_Extracted records_:
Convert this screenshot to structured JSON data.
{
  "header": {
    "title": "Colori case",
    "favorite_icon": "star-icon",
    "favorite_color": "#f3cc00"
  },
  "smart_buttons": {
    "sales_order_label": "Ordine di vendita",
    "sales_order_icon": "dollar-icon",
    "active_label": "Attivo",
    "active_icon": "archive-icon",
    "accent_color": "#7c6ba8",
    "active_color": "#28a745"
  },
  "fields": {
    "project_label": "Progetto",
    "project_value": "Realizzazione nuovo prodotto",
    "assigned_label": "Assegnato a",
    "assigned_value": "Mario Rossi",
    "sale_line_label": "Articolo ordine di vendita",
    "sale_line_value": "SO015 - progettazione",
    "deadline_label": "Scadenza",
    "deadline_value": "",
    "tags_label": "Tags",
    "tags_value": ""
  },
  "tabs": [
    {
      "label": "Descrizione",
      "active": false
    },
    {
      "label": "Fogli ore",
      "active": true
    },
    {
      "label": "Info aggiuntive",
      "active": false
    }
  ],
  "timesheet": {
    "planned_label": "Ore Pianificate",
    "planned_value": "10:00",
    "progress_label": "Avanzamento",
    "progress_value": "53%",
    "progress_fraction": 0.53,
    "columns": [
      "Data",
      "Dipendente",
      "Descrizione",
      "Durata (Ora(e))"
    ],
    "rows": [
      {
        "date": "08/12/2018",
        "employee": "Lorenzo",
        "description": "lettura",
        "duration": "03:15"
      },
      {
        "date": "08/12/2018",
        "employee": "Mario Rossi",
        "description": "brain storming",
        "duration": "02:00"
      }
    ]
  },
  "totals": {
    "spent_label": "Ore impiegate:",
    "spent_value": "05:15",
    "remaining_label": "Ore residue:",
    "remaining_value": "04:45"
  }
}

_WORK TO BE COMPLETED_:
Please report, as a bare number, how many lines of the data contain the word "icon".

_ANSWER SPACE_:
3